Unfortunately, Muslims in America have had to deal with more than mere rhetoric. As historian Albert Marrin pointed out, “words have consequences.” A study done at California State University found a 76% increase over the past year in hate crimes directed at Muslims in the 20 states studied. New York City Police Commissioner James O'Neill reported a doubling of anti-Muslim hate crimes there. There have been newspaper reports of an attempt to set a Muslim woman’s hijab on fire and a Muslim teacher who received a death threat stating she should be strangled by hers. Some of the incidents have included written or oral statements relating to Trump or the election. In most of the cases it is not possible to prove causation, but certainly the rhetoric has emboldened some to make their bigotry public.
I have been friends and colleagues with Muslims for the past 25 years. Some of them are very devout, praying five times a day and observing Ramadan. Others are less outwardly religious. Some women wear a hijab, some don’t; one even wears the long flowing garment called an abaya. They have told me that they wear these as an expression of their devotion, much the same way a Christian might wear a crucifix. What they all have in common is that they are good people to whom I would trust my life without reservation. They are not at all to be afraid of.
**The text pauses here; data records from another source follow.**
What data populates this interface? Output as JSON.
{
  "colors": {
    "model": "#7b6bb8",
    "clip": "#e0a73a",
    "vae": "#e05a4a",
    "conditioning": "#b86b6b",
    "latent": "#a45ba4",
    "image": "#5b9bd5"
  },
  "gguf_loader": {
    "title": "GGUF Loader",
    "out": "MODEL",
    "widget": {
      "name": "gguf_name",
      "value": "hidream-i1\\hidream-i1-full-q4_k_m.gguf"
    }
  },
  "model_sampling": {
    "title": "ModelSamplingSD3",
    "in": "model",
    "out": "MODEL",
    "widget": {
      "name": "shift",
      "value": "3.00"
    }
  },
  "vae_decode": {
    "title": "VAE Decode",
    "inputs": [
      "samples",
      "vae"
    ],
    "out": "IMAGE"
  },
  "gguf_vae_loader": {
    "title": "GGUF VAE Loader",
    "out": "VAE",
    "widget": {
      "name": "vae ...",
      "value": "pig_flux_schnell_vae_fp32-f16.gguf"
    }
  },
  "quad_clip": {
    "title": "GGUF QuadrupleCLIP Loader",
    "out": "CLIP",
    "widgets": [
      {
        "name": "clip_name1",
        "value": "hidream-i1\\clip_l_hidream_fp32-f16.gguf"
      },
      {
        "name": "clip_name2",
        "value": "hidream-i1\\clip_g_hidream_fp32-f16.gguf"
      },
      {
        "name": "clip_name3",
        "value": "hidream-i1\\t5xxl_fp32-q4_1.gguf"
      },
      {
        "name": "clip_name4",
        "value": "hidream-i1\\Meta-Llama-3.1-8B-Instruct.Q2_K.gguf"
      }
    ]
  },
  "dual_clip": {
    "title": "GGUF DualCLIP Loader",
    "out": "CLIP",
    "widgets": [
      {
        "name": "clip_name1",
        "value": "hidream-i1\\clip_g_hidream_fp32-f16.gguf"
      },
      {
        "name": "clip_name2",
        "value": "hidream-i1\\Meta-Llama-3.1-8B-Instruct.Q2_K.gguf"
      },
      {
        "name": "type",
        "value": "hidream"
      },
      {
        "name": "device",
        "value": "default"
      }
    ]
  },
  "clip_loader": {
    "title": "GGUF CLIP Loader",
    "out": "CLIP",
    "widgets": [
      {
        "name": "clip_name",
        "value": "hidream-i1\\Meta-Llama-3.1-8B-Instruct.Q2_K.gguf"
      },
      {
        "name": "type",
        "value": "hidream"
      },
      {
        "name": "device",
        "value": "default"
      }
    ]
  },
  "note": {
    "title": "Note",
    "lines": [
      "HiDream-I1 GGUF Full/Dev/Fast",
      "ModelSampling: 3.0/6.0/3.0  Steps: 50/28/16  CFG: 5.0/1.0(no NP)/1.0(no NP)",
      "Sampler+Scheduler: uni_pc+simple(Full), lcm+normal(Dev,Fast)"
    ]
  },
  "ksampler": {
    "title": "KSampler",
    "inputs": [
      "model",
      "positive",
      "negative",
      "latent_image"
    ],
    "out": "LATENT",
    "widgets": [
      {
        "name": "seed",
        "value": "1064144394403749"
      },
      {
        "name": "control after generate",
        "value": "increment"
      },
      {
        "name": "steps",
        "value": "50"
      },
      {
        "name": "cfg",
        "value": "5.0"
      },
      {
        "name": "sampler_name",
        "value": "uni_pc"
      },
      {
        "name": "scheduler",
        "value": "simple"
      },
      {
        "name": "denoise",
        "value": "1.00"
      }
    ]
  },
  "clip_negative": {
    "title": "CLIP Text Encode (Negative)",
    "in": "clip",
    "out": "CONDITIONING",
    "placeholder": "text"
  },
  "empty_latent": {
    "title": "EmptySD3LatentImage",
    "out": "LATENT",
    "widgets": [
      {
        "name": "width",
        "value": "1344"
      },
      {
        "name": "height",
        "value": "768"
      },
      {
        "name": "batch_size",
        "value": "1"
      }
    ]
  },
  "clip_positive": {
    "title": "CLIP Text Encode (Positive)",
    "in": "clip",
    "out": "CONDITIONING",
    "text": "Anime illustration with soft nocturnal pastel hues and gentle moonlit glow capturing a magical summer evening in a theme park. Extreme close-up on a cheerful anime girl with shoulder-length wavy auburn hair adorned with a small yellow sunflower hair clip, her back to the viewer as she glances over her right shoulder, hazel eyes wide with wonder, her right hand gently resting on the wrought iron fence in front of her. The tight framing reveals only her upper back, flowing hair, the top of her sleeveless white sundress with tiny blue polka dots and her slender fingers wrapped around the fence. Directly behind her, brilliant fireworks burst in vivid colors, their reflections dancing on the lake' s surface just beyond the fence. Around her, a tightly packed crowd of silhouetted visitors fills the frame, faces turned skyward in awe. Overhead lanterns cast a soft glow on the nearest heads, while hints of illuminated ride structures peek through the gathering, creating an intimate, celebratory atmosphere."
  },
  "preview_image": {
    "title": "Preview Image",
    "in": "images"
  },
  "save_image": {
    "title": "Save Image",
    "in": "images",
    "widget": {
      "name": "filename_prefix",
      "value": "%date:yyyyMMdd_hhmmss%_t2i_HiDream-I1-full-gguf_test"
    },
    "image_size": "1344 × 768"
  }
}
One of the worst canards to come from Flynn and others is that ISIS is representative of Islam in general. The KKK and many of the white supremacist groups cover themselves with a veil of Christianity; we rightfully disclaim that their beliefs represent Christianity. Why are so many unable to discern the same about ISIS and Islam? There is no reason to doubt the sincerity of the American leaders of Islam and the Islamic organizations that have condemned, on multiple occasions, the horrors committed by ISIS.
The other monster under the bed worrying Islamophobes is that Sharia law somehow will be adopted in this country. We have even seen the silliness of communities and states considering laws to ban it. Even if it were possible to adopt Sharia law in a community, it would be rapidly found to be unconstitutional as a violation of at least five amendments. If any community might try to adopt Sharia law it would be Dearborn, Mich., which is over 40% Arab-American. Four of the seven members of city council are Arab-Americans, including the council president, who is a Muslim. In this city of almost 100,000, with the largest percentage of Arab-Americans in this country, there has been no proposal to adopt Sharia law.
Muslims are the law enforcement officers who protect us at home and the military who serve and die in our name abroad. They are our governmental leaders and legislators who are committed to serving our needs. They are the teachers to whom we entrust our children and the medical professionals to whom we entrust our lives. They are the small business owners who are the bedrock of our economy and they staff our big corporations.
Most importantly, they are our neighbors. Perhaps the first step we need to take as we move into a new era and attempt reconcile our differences is to prayerfully consider the second part of Jesus’ “Greatest Commandment” to “love your neighbor as yourself.”
Clark Gillett is a Columbus physician.